## Exercise:
Copy each line of the records below that has "phải" in it.

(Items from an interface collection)
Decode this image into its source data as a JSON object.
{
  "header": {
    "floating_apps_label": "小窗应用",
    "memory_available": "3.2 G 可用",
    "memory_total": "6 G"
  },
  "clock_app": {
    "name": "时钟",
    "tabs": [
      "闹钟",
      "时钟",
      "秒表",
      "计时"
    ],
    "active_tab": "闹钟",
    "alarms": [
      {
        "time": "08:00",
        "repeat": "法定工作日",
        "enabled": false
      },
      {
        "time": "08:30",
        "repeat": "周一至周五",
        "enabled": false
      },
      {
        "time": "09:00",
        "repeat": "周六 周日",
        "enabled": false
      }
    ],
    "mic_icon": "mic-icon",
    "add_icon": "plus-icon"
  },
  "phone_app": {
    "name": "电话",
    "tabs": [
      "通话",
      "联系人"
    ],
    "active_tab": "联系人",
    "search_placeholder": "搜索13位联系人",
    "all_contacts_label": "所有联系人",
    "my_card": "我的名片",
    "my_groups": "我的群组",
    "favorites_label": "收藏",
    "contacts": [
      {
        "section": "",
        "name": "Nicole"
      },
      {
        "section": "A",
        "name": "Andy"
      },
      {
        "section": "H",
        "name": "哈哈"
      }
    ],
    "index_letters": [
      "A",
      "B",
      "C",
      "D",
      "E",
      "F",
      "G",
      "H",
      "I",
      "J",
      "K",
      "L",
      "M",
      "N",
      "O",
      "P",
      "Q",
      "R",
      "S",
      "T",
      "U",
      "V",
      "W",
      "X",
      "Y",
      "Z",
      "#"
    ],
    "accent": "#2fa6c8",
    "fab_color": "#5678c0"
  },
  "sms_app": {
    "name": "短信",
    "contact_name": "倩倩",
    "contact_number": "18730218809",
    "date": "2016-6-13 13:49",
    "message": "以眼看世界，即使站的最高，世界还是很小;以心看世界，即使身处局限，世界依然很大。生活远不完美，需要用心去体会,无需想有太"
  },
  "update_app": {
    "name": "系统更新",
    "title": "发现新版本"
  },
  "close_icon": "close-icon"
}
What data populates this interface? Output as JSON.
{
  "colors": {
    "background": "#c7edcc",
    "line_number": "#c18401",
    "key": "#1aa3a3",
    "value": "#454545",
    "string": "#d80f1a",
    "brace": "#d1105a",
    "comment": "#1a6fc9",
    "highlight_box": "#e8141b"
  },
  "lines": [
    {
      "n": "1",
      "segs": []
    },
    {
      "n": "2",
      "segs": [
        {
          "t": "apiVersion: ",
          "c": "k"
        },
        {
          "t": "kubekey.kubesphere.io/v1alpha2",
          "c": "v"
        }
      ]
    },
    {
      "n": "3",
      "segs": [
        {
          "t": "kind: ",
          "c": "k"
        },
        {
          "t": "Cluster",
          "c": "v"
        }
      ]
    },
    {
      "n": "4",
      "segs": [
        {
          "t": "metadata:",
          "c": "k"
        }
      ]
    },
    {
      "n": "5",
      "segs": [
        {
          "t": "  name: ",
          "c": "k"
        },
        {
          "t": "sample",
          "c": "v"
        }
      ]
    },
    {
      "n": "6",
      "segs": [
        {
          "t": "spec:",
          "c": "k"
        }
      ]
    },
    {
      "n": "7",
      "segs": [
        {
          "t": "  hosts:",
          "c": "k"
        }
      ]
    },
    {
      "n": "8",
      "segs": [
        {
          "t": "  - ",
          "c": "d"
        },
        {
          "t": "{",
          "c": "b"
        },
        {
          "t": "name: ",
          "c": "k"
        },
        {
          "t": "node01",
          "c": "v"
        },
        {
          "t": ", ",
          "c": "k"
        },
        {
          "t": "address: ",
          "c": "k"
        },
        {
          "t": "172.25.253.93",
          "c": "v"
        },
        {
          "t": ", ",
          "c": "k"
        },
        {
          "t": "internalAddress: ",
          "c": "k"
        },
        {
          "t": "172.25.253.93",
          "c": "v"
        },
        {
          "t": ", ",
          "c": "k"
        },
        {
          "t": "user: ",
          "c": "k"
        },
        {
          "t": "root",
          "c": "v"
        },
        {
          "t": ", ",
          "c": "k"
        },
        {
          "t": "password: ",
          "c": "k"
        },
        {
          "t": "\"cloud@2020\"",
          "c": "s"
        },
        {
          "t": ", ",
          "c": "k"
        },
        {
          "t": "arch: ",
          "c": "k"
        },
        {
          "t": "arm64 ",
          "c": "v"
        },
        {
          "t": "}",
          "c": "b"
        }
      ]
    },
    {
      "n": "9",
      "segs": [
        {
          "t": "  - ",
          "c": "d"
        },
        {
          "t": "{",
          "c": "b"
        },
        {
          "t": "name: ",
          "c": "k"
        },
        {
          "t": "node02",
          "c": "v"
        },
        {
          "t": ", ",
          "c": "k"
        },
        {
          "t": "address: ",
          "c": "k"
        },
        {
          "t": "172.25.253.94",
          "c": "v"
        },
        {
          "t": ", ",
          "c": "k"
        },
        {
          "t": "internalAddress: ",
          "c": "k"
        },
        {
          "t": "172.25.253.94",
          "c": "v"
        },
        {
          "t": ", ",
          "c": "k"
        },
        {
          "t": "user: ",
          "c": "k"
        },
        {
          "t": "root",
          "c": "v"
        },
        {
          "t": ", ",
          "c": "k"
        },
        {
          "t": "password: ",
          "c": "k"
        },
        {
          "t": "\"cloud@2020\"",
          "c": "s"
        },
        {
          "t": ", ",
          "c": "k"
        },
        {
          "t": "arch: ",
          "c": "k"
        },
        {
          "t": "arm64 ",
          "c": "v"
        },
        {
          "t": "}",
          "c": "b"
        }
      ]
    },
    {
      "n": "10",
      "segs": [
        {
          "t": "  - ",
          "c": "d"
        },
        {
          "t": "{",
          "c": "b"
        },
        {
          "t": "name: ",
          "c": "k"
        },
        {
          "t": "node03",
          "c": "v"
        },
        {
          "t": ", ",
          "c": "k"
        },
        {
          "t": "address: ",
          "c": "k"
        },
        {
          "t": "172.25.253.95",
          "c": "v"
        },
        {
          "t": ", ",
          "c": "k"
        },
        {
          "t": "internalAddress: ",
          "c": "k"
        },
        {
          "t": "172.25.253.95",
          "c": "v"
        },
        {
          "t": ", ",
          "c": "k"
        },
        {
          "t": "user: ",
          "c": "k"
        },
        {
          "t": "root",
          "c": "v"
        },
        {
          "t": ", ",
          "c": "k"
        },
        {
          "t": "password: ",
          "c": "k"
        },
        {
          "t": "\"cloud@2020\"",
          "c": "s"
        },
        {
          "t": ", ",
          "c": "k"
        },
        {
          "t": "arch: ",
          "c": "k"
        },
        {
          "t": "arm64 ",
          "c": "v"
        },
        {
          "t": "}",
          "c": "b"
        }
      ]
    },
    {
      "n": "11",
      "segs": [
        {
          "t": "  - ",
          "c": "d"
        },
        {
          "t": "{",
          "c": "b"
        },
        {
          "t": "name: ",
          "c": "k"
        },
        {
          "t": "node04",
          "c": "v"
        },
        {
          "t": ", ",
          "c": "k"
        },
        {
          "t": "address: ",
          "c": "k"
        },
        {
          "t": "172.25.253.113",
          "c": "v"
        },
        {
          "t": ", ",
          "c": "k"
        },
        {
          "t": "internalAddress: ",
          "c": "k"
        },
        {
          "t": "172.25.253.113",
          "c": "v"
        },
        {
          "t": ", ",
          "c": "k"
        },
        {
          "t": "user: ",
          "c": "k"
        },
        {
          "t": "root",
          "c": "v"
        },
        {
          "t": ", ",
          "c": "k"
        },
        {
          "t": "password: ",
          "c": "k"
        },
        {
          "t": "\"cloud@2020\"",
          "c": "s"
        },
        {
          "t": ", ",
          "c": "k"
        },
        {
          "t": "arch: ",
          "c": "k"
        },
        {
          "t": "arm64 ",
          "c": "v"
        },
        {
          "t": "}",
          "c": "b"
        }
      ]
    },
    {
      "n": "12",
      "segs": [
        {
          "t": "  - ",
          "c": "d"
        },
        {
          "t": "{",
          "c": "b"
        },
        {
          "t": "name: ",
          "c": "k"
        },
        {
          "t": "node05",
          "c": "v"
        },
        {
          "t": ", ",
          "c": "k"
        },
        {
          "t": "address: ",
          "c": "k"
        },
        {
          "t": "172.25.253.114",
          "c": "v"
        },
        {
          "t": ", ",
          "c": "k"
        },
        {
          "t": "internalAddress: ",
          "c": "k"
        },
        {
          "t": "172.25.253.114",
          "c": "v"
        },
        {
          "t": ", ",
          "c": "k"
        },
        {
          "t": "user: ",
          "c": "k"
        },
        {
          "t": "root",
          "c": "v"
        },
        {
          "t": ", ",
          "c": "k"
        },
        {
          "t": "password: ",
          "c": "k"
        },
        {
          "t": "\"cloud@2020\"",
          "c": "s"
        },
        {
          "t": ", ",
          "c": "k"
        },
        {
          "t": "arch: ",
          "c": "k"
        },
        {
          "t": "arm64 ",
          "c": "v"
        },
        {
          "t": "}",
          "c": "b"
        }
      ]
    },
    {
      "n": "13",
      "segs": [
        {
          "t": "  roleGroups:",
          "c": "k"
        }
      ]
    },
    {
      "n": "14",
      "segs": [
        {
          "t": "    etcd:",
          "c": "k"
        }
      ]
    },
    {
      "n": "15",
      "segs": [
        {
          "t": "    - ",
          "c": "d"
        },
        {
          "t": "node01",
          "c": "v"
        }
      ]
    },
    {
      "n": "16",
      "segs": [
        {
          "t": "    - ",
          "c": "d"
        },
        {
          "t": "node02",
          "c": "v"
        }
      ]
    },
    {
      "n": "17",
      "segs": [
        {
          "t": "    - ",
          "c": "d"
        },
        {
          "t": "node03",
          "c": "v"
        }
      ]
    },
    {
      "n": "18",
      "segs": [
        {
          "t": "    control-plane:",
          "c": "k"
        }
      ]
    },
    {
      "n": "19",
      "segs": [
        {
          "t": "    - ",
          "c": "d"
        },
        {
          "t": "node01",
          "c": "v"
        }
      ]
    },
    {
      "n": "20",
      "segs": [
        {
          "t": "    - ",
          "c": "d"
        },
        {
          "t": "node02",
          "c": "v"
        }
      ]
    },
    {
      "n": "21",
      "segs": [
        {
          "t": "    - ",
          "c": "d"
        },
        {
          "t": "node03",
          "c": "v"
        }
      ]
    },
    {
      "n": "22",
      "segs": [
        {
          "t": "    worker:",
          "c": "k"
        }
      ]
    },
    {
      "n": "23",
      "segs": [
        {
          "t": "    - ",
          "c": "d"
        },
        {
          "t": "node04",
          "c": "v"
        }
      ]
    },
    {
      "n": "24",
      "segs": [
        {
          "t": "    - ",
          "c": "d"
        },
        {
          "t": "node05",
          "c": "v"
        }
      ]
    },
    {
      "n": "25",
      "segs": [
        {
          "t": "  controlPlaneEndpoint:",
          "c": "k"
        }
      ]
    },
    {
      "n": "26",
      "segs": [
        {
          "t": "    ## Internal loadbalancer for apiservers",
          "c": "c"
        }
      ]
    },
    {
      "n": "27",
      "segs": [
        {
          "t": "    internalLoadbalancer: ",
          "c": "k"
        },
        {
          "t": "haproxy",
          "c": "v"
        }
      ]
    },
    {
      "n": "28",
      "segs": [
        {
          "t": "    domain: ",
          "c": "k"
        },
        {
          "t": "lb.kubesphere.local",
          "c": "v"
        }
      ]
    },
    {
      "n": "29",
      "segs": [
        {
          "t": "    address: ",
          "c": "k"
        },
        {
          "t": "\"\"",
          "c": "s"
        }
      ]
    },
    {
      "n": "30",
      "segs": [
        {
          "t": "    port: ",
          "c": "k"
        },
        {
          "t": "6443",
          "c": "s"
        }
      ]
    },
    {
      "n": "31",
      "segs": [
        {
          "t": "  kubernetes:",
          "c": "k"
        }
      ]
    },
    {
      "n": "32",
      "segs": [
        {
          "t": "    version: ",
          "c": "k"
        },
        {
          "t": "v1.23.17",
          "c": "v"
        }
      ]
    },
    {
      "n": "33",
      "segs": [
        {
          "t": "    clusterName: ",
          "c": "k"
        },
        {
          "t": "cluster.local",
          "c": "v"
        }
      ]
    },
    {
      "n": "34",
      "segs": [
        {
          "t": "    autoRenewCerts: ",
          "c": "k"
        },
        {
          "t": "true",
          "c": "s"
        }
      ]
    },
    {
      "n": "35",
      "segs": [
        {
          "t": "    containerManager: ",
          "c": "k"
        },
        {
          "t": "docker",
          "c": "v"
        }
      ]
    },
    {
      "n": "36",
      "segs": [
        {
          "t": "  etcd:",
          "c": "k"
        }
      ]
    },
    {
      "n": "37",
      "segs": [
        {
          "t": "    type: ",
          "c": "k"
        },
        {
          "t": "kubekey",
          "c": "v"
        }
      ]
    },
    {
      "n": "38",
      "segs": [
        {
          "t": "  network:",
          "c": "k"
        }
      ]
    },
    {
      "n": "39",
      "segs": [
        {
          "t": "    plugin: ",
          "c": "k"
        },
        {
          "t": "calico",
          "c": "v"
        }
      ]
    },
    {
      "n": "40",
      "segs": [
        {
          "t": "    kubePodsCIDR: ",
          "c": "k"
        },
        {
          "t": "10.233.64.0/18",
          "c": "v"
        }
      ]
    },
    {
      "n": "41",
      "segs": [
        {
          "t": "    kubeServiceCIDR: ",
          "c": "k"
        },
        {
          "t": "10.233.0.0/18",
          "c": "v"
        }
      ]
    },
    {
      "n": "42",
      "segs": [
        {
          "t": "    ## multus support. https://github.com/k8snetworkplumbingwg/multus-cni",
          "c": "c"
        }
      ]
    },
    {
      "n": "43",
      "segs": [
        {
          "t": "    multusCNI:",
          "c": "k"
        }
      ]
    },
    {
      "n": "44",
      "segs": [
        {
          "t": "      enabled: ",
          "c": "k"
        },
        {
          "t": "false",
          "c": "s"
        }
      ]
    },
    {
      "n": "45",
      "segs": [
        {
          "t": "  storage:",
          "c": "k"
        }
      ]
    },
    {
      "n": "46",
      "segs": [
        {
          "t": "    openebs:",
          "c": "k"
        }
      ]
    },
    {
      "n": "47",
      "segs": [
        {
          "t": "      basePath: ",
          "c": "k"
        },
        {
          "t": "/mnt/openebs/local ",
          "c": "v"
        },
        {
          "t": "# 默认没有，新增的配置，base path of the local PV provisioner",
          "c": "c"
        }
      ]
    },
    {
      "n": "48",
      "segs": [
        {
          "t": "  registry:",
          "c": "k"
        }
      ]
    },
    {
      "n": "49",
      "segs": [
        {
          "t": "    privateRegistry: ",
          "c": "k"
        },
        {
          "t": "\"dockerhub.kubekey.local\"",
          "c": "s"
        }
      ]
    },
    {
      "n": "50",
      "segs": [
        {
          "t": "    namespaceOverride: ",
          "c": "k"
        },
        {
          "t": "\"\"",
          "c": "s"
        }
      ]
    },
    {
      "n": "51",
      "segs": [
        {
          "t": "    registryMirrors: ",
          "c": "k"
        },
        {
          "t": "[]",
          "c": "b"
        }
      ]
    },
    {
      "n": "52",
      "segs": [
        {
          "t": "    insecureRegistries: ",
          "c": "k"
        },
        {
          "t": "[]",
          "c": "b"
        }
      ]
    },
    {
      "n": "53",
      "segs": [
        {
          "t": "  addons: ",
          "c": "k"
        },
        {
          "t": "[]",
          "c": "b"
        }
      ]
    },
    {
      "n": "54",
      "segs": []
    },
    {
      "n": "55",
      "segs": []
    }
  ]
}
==
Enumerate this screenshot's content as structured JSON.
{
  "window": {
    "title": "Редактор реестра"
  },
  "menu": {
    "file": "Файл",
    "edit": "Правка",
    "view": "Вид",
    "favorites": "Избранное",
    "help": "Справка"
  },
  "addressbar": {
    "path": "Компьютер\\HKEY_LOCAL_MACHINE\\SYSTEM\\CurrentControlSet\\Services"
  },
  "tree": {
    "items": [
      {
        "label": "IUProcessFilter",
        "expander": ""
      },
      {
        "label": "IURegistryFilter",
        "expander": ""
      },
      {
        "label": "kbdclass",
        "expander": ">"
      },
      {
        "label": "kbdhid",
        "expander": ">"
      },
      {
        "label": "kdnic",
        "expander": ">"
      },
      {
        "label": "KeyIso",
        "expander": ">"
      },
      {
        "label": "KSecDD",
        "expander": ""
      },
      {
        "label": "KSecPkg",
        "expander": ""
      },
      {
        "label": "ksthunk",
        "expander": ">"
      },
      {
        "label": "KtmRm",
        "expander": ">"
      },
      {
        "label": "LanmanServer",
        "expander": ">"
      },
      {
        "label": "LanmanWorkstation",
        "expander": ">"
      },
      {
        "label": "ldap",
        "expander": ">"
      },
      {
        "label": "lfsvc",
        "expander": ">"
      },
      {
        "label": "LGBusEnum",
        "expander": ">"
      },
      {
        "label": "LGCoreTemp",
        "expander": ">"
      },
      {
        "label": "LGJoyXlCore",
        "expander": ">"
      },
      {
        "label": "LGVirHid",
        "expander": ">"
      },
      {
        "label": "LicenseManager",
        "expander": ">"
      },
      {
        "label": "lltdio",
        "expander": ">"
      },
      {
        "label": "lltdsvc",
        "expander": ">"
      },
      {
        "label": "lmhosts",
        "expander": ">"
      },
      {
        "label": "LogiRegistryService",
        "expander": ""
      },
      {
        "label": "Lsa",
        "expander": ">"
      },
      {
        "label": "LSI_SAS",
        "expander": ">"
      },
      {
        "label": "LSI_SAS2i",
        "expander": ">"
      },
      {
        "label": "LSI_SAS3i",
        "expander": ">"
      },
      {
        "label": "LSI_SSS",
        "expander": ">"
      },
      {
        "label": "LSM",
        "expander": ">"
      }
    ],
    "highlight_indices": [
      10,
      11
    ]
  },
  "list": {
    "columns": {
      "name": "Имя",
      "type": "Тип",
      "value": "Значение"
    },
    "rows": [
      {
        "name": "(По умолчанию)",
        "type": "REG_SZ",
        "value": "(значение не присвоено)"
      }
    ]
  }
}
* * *
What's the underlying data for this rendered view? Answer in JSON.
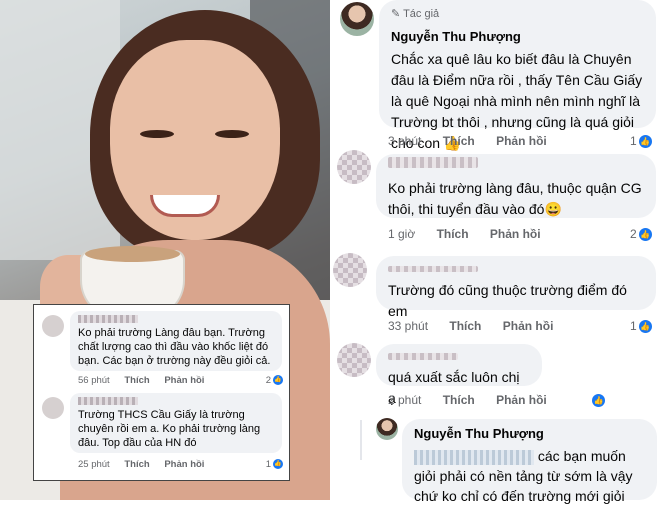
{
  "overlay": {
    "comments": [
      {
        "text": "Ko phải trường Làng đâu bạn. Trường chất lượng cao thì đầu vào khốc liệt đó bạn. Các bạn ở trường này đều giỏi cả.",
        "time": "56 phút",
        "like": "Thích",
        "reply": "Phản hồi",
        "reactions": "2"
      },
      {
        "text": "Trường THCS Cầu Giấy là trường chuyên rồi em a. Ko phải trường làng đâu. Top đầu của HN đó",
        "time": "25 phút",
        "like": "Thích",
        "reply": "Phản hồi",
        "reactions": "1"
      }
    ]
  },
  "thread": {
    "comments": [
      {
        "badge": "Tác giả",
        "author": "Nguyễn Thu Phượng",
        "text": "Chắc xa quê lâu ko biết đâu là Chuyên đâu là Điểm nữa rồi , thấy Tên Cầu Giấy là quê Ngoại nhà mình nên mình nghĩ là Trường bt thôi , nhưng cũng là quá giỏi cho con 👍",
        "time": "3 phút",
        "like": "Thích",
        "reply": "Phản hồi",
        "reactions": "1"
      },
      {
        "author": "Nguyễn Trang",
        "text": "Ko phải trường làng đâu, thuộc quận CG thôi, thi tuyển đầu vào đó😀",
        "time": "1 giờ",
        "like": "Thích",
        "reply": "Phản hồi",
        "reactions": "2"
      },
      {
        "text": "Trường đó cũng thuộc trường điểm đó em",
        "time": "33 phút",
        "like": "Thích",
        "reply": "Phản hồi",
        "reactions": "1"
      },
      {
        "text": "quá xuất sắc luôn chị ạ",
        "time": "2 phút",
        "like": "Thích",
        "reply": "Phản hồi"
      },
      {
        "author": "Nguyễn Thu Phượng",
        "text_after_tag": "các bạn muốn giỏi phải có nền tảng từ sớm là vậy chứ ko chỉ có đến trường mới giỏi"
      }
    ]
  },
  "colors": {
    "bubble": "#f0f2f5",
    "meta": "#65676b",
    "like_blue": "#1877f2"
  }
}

## Written response:
        "text": "Ko phải trường Làng đâu bạn. Trường chất lượng cao thì đầu vào khốc liệt đó bạn. Các bạn ở trường này đều giỏi cả.",
        "text": "Trường THCS Cầu Giấy là trường chuyên rồi em a. Ko phải trường làng đâu. Top đầu của HN đó",
        "text": "Ko phải trường làng đâu, thuộc quận CG thôi, thi tuyển đầu vào đó😀",
        "text_after_tag": "các bạn muốn giỏi phải có nền tảng từ sớm là vậy chứ ko chỉ có đến trường mới giỏi"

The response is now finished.